[TASK BRIEF] Exact copies of the lines below are the goal; any images in them are dropped.

Component data from apps and pages:

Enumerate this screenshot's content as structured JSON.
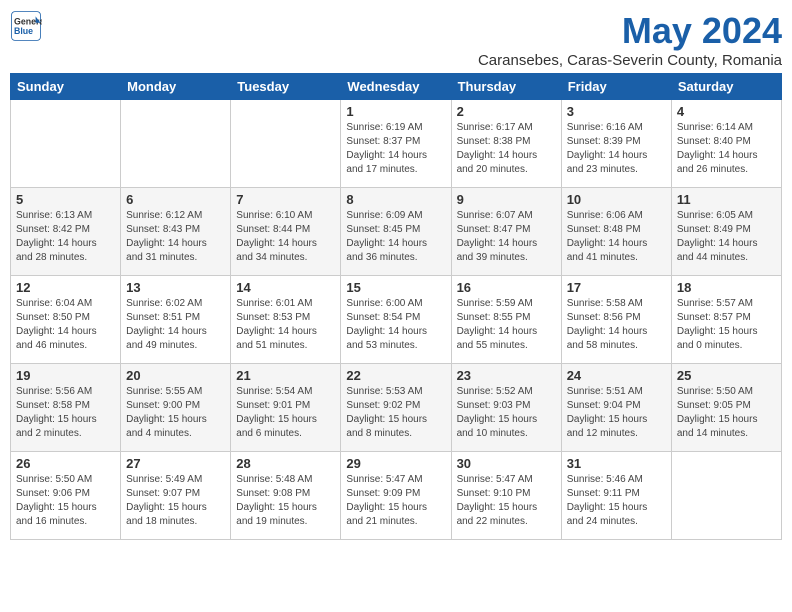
{
  "app": {
    "logo_general": "General",
    "logo_blue": "Blue",
    "month_title": "May 2024",
    "subtitle": "Caransebes, Caras-Severin County, Romania"
  },
  "calendar": {
    "headers": [
      "Sunday",
      "Monday",
      "Tuesday",
      "Wednesday",
      "Thursday",
      "Friday",
      "Saturday"
    ],
    "weeks": [
      [
        {
          "day": "",
          "info": ""
        },
        {
          "day": "",
          "info": ""
        },
        {
          "day": "",
          "info": ""
        },
        {
          "day": "1",
          "info": "Sunrise: 6:19 AM\nSunset: 8:37 PM\nDaylight: 14 hours\nand 17 minutes."
        },
        {
          "day": "2",
          "info": "Sunrise: 6:17 AM\nSunset: 8:38 PM\nDaylight: 14 hours\nand 20 minutes."
        },
        {
          "day": "3",
          "info": "Sunrise: 6:16 AM\nSunset: 8:39 PM\nDaylight: 14 hours\nand 23 minutes."
        },
        {
          "day": "4",
          "info": "Sunrise: 6:14 AM\nSunset: 8:40 PM\nDaylight: 14 hours\nand 26 minutes."
        }
      ],
      [
        {
          "day": "5",
          "info": "Sunrise: 6:13 AM\nSunset: 8:42 PM\nDaylight: 14 hours\nand 28 minutes."
        },
        {
          "day": "6",
          "info": "Sunrise: 6:12 AM\nSunset: 8:43 PM\nDaylight: 14 hours\nand 31 minutes."
        },
        {
          "day": "7",
          "info": "Sunrise: 6:10 AM\nSunset: 8:44 PM\nDaylight: 14 hours\nand 34 minutes."
        },
        {
          "day": "8",
          "info": "Sunrise: 6:09 AM\nSunset: 8:45 PM\nDaylight: 14 hours\nand 36 minutes."
        },
        {
          "day": "9",
          "info": "Sunrise: 6:07 AM\nSunset: 8:47 PM\nDaylight: 14 hours\nand 39 minutes."
        },
        {
          "day": "10",
          "info": "Sunrise: 6:06 AM\nSunset: 8:48 PM\nDaylight: 14 hours\nand 41 minutes."
        },
        {
          "day": "11",
          "info": "Sunrise: 6:05 AM\nSunset: 8:49 PM\nDaylight: 14 hours\nand 44 minutes."
        }
      ],
      [
        {
          "day": "12",
          "info": "Sunrise: 6:04 AM\nSunset: 8:50 PM\nDaylight: 14 hours\nand 46 minutes."
        },
        {
          "day": "13",
          "info": "Sunrise: 6:02 AM\nSunset: 8:51 PM\nDaylight: 14 hours\nand 49 minutes."
        },
        {
          "day": "14",
          "info": "Sunrise: 6:01 AM\nSunset: 8:53 PM\nDaylight: 14 hours\nand 51 minutes."
        },
        {
          "day": "15",
          "info": "Sunrise: 6:00 AM\nSunset: 8:54 PM\nDaylight: 14 hours\nand 53 minutes."
        },
        {
          "day": "16",
          "info": "Sunrise: 5:59 AM\nSunset: 8:55 PM\nDaylight: 14 hours\nand 55 minutes."
        },
        {
          "day": "17",
          "info": "Sunrise: 5:58 AM\nSunset: 8:56 PM\nDaylight: 14 hours\nand 58 minutes."
        },
        {
          "day": "18",
          "info": "Sunrise: 5:57 AM\nSunset: 8:57 PM\nDaylight: 15 hours\nand 0 minutes."
        }
      ],
      [
        {
          "day": "19",
          "info": "Sunrise: 5:56 AM\nSunset: 8:58 PM\nDaylight: 15 hours\nand 2 minutes."
        },
        {
          "day": "20",
          "info": "Sunrise: 5:55 AM\nSunset: 9:00 PM\nDaylight: 15 hours\nand 4 minutes."
        },
        {
          "day": "21",
          "info": "Sunrise: 5:54 AM\nSunset: 9:01 PM\nDaylight: 15 hours\nand 6 minutes."
        },
        {
          "day": "22",
          "info": "Sunrise: 5:53 AM\nSunset: 9:02 PM\nDaylight: 15 hours\nand 8 minutes."
        },
        {
          "day": "23",
          "info": "Sunrise: 5:52 AM\nSunset: 9:03 PM\nDaylight: 15 hours\nand 10 minutes."
        },
        {
          "day": "24",
          "info": "Sunrise: 5:51 AM\nSunset: 9:04 PM\nDaylight: 15 hours\nand 12 minutes."
        },
        {
          "day": "25",
          "info": "Sunrise: 5:50 AM\nSunset: 9:05 PM\nDaylight: 15 hours\nand 14 minutes."
        }
      ],
      [
        {
          "day": "26",
          "info": "Sunrise: 5:50 AM\nSunset: 9:06 PM\nDaylight: 15 hours\nand 16 minutes."
        },
        {
          "day": "27",
          "info": "Sunrise: 5:49 AM\nSunset: 9:07 PM\nDaylight: 15 hours\nand 18 minutes."
        },
        {
          "day": "28",
          "info": "Sunrise: 5:48 AM\nSunset: 9:08 PM\nDaylight: 15 hours\nand 19 minutes."
        },
        {
          "day": "29",
          "info": "Sunrise: 5:47 AM\nSunset: 9:09 PM\nDaylight: 15 hours\nand 21 minutes."
        },
        {
          "day": "30",
          "info": "Sunrise: 5:47 AM\nSunset: 9:10 PM\nDaylight: 15 hours\nand 22 minutes."
        },
        {
          "day": "31",
          "info": "Sunrise: 5:46 AM\nSunset: 9:11 PM\nDaylight: 15 hours\nand 24 minutes."
        },
        {
          "day": "",
          "info": ""
        }
      ]
    ]
  }
}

[EXERCISE RESPONSE]
Enumerate this screenshot's content as structured JSON.
{
  "app": {
    "logo_general": "General",
    "logo_blue": "Blue",
    "month_title": "May 2024",
    "subtitle": "Caransebes, Caras-Severin County, Romania"
  },
  "calendar": {
    "headers": [
      "Sunday",
      "Monday",
      "Tuesday",
      "Wednesday",
      "Thursday",
      "Friday",
      "Saturday"
    ],
    "weeks": [
      [
        {
          "day": "",
          "info": ""
        },
        {
          "day": "",
          "info": ""
        },
        {
          "day": "",
          "info": ""
        },
        {
          "day": "1",
          "info": "Sunrise: 6:19 AM\nSunset: 8:37 PM\nDaylight: 14 hours\nand 17 minutes."
        },
        {
          "day": "2",
          "info": "Sunrise: 6:17 AM\nSunset: 8:38 PM\nDaylight: 14 hours\nand 20 minutes."
        },
        {
          "day": "3",
          "info": "Sunrise: 6:16 AM\nSunset: 8:39 PM\nDaylight: 14 hours\nand 23 minutes."
        },
        {
          "day": "4",
          "info": "Sunrise: 6:14 AM\nSunset: 8:40 PM\nDaylight: 14 hours\nand 26 minutes."
        }
      ],
      [
        {
          "day": "5",
          "info": "Sunrise: 6:13 AM\nSunset: 8:42 PM\nDaylight: 14 hours\nand 28 minutes."
        },
        {
          "day": "6",
          "info": "Sunrise: 6:12 AM\nSunset: 8:43 PM\nDaylight: 14 hours\nand 31 minutes."
        },
        {
          "day": "7",
          "info": "Sunrise: 6:10 AM\nSunset: 8:44 PM\nDaylight: 14 hours\nand 34 minutes."
        },
        {
          "day": "8",
          "info": "Sunrise: 6:09 AM\nSunset: 8:45 PM\nDaylight: 14 hours\nand 36 minutes."
        },
        {
          "day": "9",
          "info": "Sunrise: 6:07 AM\nSunset: 8:47 PM\nDaylight: 14 hours\nand 39 minutes."
        },
        {
          "day": "10",
          "info": "Sunrise: 6:06 AM\nSunset: 8:48 PM\nDaylight: 14 hours\nand 41 minutes."
        },
        {
          "day": "11",
          "info": "Sunrise: 6:05 AM\nSunset: 8:49 PM\nDaylight: 14 hours\nand 44 minutes."
        }
      ],
      [
        {
          "day": "12",
          "info": "Sunrise: 6:04 AM\nSunset: 8:50 PM\nDaylight: 14 hours\nand 46 minutes."
        },
        {
          "day": "13",
          "info": "Sunrise: 6:02 AM\nSunset: 8:51 PM\nDaylight: 14 hours\nand 49 minutes."
        },
        {
          "day": "14",
          "info": "Sunrise: 6:01 AM\nSunset: 8:53 PM\nDaylight: 14 hours\nand 51 minutes."
        },
        {
          "day": "15",
          "info": "Sunrise: 6:00 AM\nSunset: 8:54 PM\nDaylight: 14 hours\nand 53 minutes."
        },
        {
          "day": "16",
          "info": "Sunrise: 5:59 AM\nSunset: 8:55 PM\nDaylight: 14 hours\nand 55 minutes."
        },
        {
          "day": "17",
          "info": "Sunrise: 5:58 AM\nSunset: 8:56 PM\nDaylight: 14 hours\nand 58 minutes."
        },
        {
          "day": "18",
          "info": "Sunrise: 5:57 AM\nSunset: 8:57 PM\nDaylight: 15 hours\nand 0 minutes."
        }
      ],
      [
        {
          "day": "19",
          "info": "Sunrise: 5:56 AM\nSunset: 8:58 PM\nDaylight: 15 hours\nand 2 minutes."
        },
        {
          "day": "20",
          "info": "Sunrise: 5:55 AM\nSunset: 9:00 PM\nDaylight: 15 hours\nand 4 minutes."
        },
        {
          "day": "21",
          "info": "Sunrise: 5:54 AM\nSunset: 9:01 PM\nDaylight: 15 hours\nand 6 minutes."
        },
        {
          "day": "22",
          "info": "Sunrise: 5:53 AM\nSunset: 9:02 PM\nDaylight: 15 hours\nand 8 minutes."
        },
        {
          "day": "23",
          "info": "Sunrise: 5:52 AM\nSunset: 9:03 PM\nDaylight: 15 hours\nand 10 minutes."
        },
        {
          "day": "24",
          "info": "Sunrise: 5:51 AM\nSunset: 9:04 PM\nDaylight: 15 hours\nand 12 minutes."
        },
        {
          "day": "25",
          "info": "Sunrise: 5:50 AM\nSunset: 9:05 PM\nDaylight: 15 hours\nand 14 minutes."
        }
      ],
      [
        {
          "day": "26",
          "info": "Sunrise: 5:50 AM\nSunset: 9:06 PM\nDaylight: 15 hours\nand 16 minutes."
        },
        {
          "day": "27",
          "info": "Sunrise: 5:49 AM\nSunset: 9:07 PM\nDaylight: 15 hours\nand 18 minutes."
        },
        {
          "day": "28",
          "info": "Sunrise: 5:48 AM\nSunset: 9:08 PM\nDaylight: 15 hours\nand 19 minutes."
        },
        {
          "day": "29",
          "info": "Sunrise: 5:47 AM\nSunset: 9:09 PM\nDaylight: 15 hours\nand 21 minutes."
        },
        {
          "day": "30",
          "info": "Sunrise: 5:47 AM\nSunset: 9:10 PM\nDaylight: 15 hours\nand 22 minutes."
        },
        {
          "day": "31",
          "info": "Sunrise: 5:46 AM\nSunset: 9:11 PM\nDaylight: 15 hours\nand 24 minutes."
        },
        {
          "day": "",
          "info": ""
        }
      ]
    ]
  }
}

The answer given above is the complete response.